California in 2001 was the first to take steps to rid elementary schools of candy and soda vending machines, but the law still is not strictly enforced in all schools.
More than 28 states currently are considering legislation to attack obesity in children by banning sugary foods and soft drinks from vending machines in elementary schools, increasing physical activity or educating children on nutrition.
The Kentucky House passed abill in January that would replace junk food in school vending machines with healthier alternatives such as pretzels, crackers, nuts, milk, juice and water. The measure now goes to the Senate.
"What is going to turn lawmakers' heads is when they see a dollar sign for obesity costs for the state. Once they see this, they will start implementing programs into elementary schools," said Charlotte Postlewaite, a lead education policy analyst for The Council of State Governments.
Arkansas is one state that is using its tax authority to staunch unhealthy consumption, much like imposing taxes on cigarettes to curb smoking. It collects two cents per soft drink can and raises more than $40 million a year to help finance its state portion of Medicaid expenses. More and more states are considering such taxes to finance obesity and nutrition programs, the NGA study said.
Besides Huckabee in Arkansas, governors in Colorado and South Carolina also are leading their citizenry to battle the bulge through more physical activity.
In 2002, Republican Gov. Bill Owens and the Colorado Legislature launched "Colorado on the Move," a statewide initiative that concentrates on two main goals: walking an extra 2,000 steps a day and eating 100 fewer calories a day. With more than 200,000 members, it has participants in schools, workplaces and communities.
"The state legislators were one of the first groups of people to take part in this program," said Mary Barry, a faculty member at the University of Colorado Health Sciences Center.
Colorado's idea spread to the 50 states in 2003. Now, "America on the Move" plans to reach one million people by year's end and five million people within the next three years.
South Carolina Gov. Mark Sanford (R) is fighting obesity in his state by starting the "Family Fitness Challenge" with a cross-state bike ride that he and his family will do in May. He is challenging South Carolinians to come out and bike, run or walk with him for any part of the 160-mile bike ride over three days. His purpose is to encourage residents to make more healthy selections in their daily lives.

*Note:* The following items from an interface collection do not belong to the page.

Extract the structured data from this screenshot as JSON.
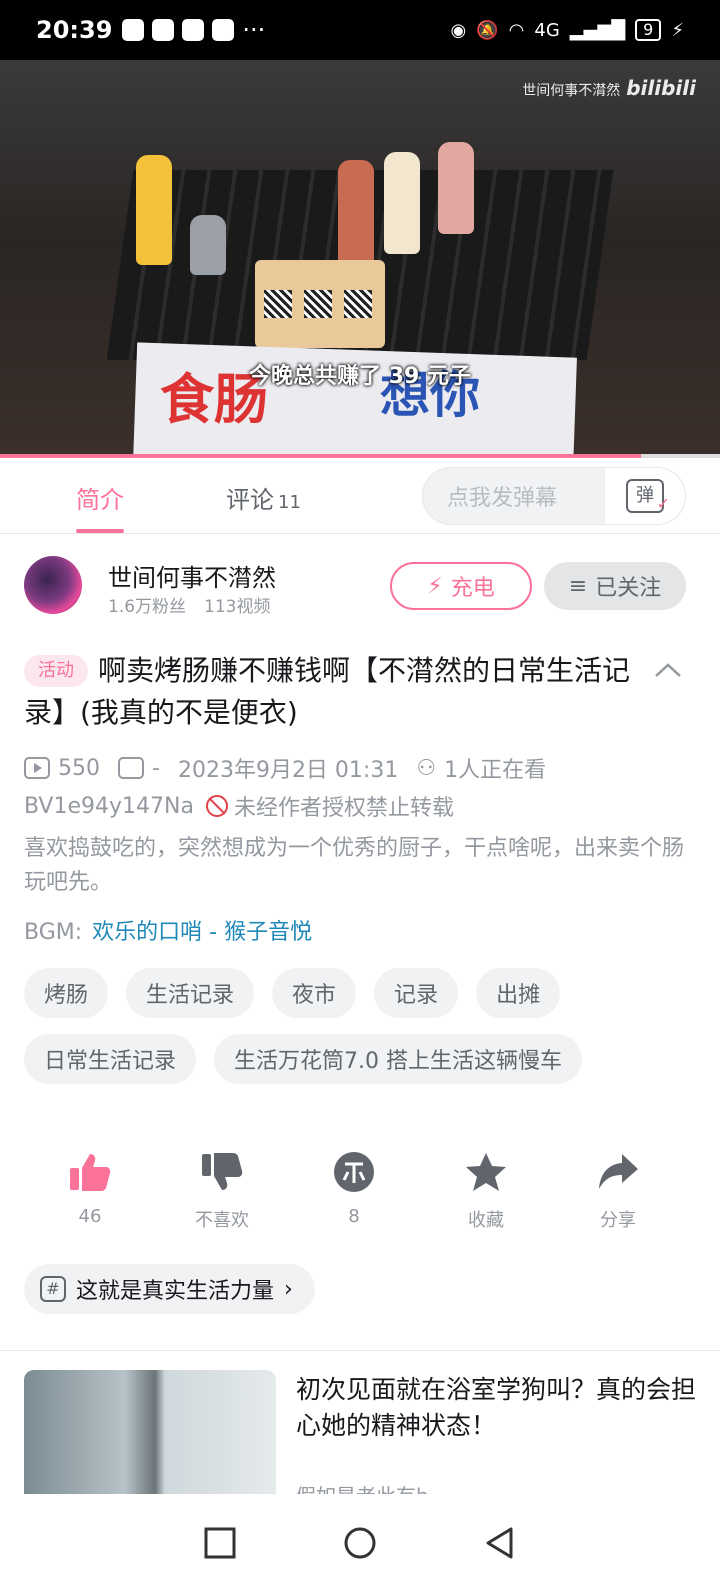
{
  "status_bar": {
    "time": "20:39",
    "battery": "9",
    "network": "4G"
  },
  "video": {
    "watermark_channel": "世间何事不潸然",
    "watermark_logo": "bilibili",
    "subtitle": "今晚总共赚了 39 元子",
    "banner_text_left": "食肠",
    "banner_text_right": "想你",
    "progress": 0.89
  },
  "tabs": {
    "intro": "简介",
    "comments": "评论",
    "comments_count": "11"
  },
  "danmaku": {
    "placeholder": "点我发弹幕",
    "button_glyph": "弹"
  },
  "author": {
    "name": "世间何事不潸然",
    "fans": "1.6万粉丝",
    "videos": "113视频",
    "charge_label": "充电",
    "follow_label": "已关注"
  },
  "video_info": {
    "badge": "活动",
    "title": "啊卖烤肠赚不赚钱啊【不潸然的日常生活记录】(我真的不是便衣)",
    "views": "550",
    "danmaku_count": "-",
    "datetime": "2023年9月2日 01:31",
    "watching": "1人正在看",
    "bvid": "BV1e94y147Na",
    "copyright": "未经作者授权禁止转载",
    "description": "喜欢捣鼓吃的，突然想成为一个优秀的厨子，干点啥呢，出来卖个肠玩吧先。",
    "bgm_label": "BGM:",
    "bgm_song": "欢乐的口哨 - 猴子音悦"
  },
  "tags": [
    "烤肠",
    "生活记录",
    "夜市",
    "记录",
    "出摊",
    "日常生活记录",
    "生活万花筒7.0 搭上生活这辆慢车"
  ],
  "actions": [
    {
      "icon": "thumbs-up-icon",
      "label": "46",
      "color": "#fb7299"
    },
    {
      "icon": "thumbs-down-icon",
      "label": "不喜欢",
      "color": "#61666d"
    },
    {
      "icon": "coin-icon",
      "label": "8",
      "color": "#61666d"
    },
    {
      "icon": "star-icon",
      "label": "收藏",
      "color": "#61666d"
    },
    {
      "icon": "share-icon",
      "label": "分享",
      "color": "#61666d"
    }
  ],
  "topic": {
    "label": "这就是真实生活力量"
  },
  "recommendation": {
    "title": "初次见面就在浴室学狗叫？真的会担心她的精神状态！",
    "subtitle": "假如是老此有b..."
  },
  "colors": {
    "accent": "#fb7299",
    "link": "#1e88b8",
    "muted": "#9499a0"
  }
}
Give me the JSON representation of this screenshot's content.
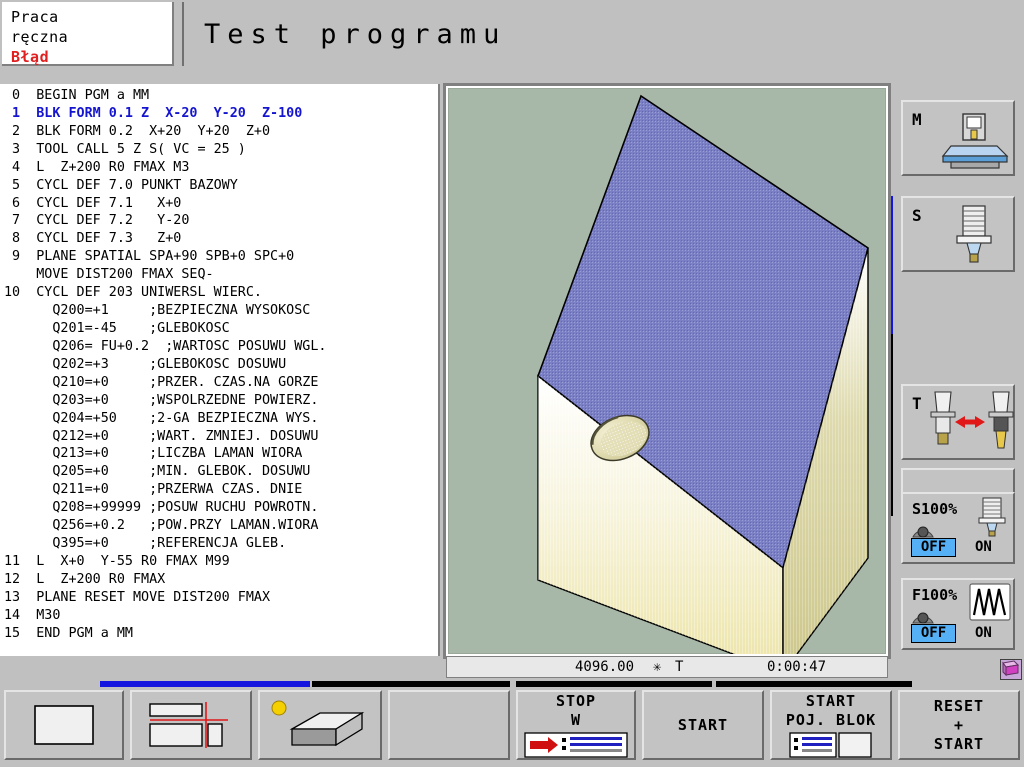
{
  "header": {
    "mode_line1": "Praca",
    "mode_line2": "ręczna",
    "error_label": "Błąd",
    "title": "Test programu"
  },
  "program": {
    "lines": [
      {
        "num": "0",
        "text": "BEGIN PGM a MM",
        "highlight": false
      },
      {
        "num": "1",
        "text": "BLK FORM 0.1 Z  X-20  Y-20  Z-100",
        "highlight": true
      },
      {
        "num": "2",
        "text": "BLK FORM 0.2  X+20  Y+20  Z+0",
        "highlight": false
      },
      {
        "num": "3",
        "text": "TOOL CALL 5 Z S( VC = 25 )",
        "highlight": false
      },
      {
        "num": "4",
        "text": "L  Z+200 R0 FMAX M3",
        "highlight": false
      },
      {
        "num": "5",
        "text": "CYCL DEF 7.0 PUNKT BAZOWY",
        "highlight": false
      },
      {
        "num": "6",
        "text": "CYCL DEF 7.1   X+0",
        "highlight": false
      },
      {
        "num": "7",
        "text": "CYCL DEF 7.2   Y-20",
        "highlight": false
      },
      {
        "num": "8",
        "text": "CYCL DEF 7.3   Z+0",
        "highlight": false
      },
      {
        "num": "9",
        "text": "PLANE SPATIAL SPA+90 SPB+0 SPC+0",
        "highlight": false
      },
      {
        "num": "",
        "text": "MOVE DIST200 FMAX SEQ-",
        "highlight": false
      },
      {
        "num": "10",
        "text": "CYCL DEF 203 UNIWERSL WIERC.",
        "highlight": false
      },
      {
        "num": "",
        "text": "  Q200=+1     ;BEZPIECZNA WYSOKOSC",
        "highlight": false
      },
      {
        "num": "",
        "text": "  Q201=-45    ;GLEBOKOSC",
        "highlight": false
      },
      {
        "num": "",
        "text": "  Q206= FU+0.2  ;WARTOSC POSUWU WGL.",
        "highlight": false
      },
      {
        "num": "",
        "text": "  Q202=+3     ;GLEBOKOSC DOSUWU",
        "highlight": false
      },
      {
        "num": "",
        "text": "  Q210=+0     ;PRZER. CZAS.NA GORZE",
        "highlight": false
      },
      {
        "num": "",
        "text": "  Q203=+0     ;WSPOLRZEDNE POWIERZ.",
        "highlight": false
      },
      {
        "num": "",
        "text": "  Q204=+50    ;2-GA BEZPIECZNA WYS.",
        "highlight": false
      },
      {
        "num": "",
        "text": "  Q212=+0     ;WART. ZMNIEJ. DOSUWU",
        "highlight": false
      },
      {
        "num": "",
        "text": "  Q213=+0     ;LICZBA LAMAN WIORA",
        "highlight": false
      },
      {
        "num": "",
        "text": "  Q205=+0     ;MIN. GLEBOK. DOSUWU",
        "highlight": false
      },
      {
        "num": "",
        "text": "  Q211=+0     ;PRZERWA CZAS. DNIE",
        "highlight": false
      },
      {
        "num": "",
        "text": "  Q208=+99999 ;POSUW RUCHU POWROTN.",
        "highlight": false
      },
      {
        "num": "",
        "text": "  Q256=+0.2   ;POW.PRZY LAMAN.WIORA",
        "highlight": false
      },
      {
        "num": "",
        "text": "  Q395=+0     ;REFERENCJA GLEB.",
        "highlight": false
      },
      {
        "num": "11",
        "text": "L  X+0  Y-55 R0 FMAX M99",
        "highlight": false
      },
      {
        "num": "12",
        "text": "L  Z+200 R0 FMAX",
        "highlight": false
      },
      {
        "num": "13",
        "text": "PLANE RESET MOVE DIST200 FMAX",
        "highlight": false
      },
      {
        "num": "14",
        "text": "M30",
        "highlight": false
      },
      {
        "num": "15",
        "text": "END PGM a MM",
        "highlight": false
      }
    ]
  },
  "graphics": {
    "background_color": "#a8b8a8",
    "top_face_color": "#7b7fc4",
    "side_light_color": "#f2f0dc",
    "side_dark_color": "#cfcb96"
  },
  "statusbar": {
    "value": "4096.00",
    "star": "✳",
    "axis": "T",
    "time": "0:00:47"
  },
  "sidebar": {
    "keys": [
      {
        "letter": "M",
        "icon": "machine-table-icon"
      },
      {
        "letter": "S",
        "icon": "spindle-tool-icon"
      },
      {
        "letter": "T",
        "icon": "tool-change-icon"
      },
      {
        "letter": "",
        "icon": "blank-icon"
      }
    ],
    "overrides": [
      {
        "label": "S100%",
        "off": "OFF",
        "on": "ON",
        "icon": "spindle-icon",
        "active": "OFF"
      },
      {
        "label": "F100%",
        "off": "OFF",
        "on": "ON",
        "icon": "feed-wave-icon",
        "active": "OFF"
      }
    ],
    "book_icon": "notebook-icon",
    "accent_color": "#1515e0"
  },
  "bottombar": {
    "progress_color": "#1515e0",
    "keys": [
      {
        "label": "",
        "label2": "",
        "label3": "",
        "icon": "single-window-icon"
      },
      {
        "label": "",
        "label2": "",
        "label3": "",
        "icon": "split-window-icon"
      },
      {
        "label": "",
        "label2": "",
        "label3": "",
        "icon": "solid-block-icon"
      },
      {
        "label": "",
        "label2": "",
        "label3": "",
        "icon": "blank-icon"
      },
      {
        "label": "STOP",
        "label2": "W",
        "label3": "",
        "icon": "stop-block-icon"
      },
      {
        "label": "START",
        "label2": "",
        "label3": "",
        "icon": "none"
      },
      {
        "label": "START",
        "label2": "POJ. BLOK",
        "label3": "",
        "icon": "single-block-icon"
      },
      {
        "label": "RESET",
        "label2": "+",
        "label3": "START",
        "icon": "none"
      }
    ]
  }
}
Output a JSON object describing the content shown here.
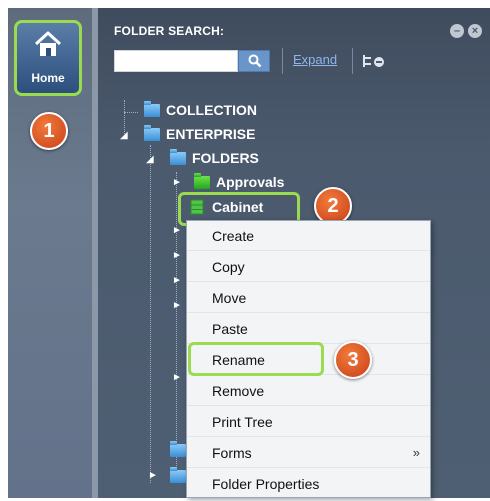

Florida Gov. Jeb Bush (R) created a task force in October 2003 to make recommendations on how to lower obesity rates. More than half of Florida's adults are overweight or obese, and without proper measures placed in schools, government officials fear that number will rise.
State legislatures also are being asked to grapple with obesity through the issue of whether consumers should be able to sue fast-food restaurants for making them fat. In June 2003, Louisiana became the first state to ban court actions blaming the food industry for causing adults and children to be overweight. Utah passed similar legislation this month, and at least 17 states have pending legislation that would block lawsuits, such as the one filed and thrown out in New York in 2003 against McDonald's.
Bills in Arizona, California, Colorado, Florida, Georgia, Idaho, Illinois, Kentucky, Mississippi, Missouri, Nebraska, New Hampshire, Ohio, Pennsylvania, South Dakota, Tennessee and Washington are designed to keep consumers whose eating habits make them fat from fattening their wallets by suing fast-food places.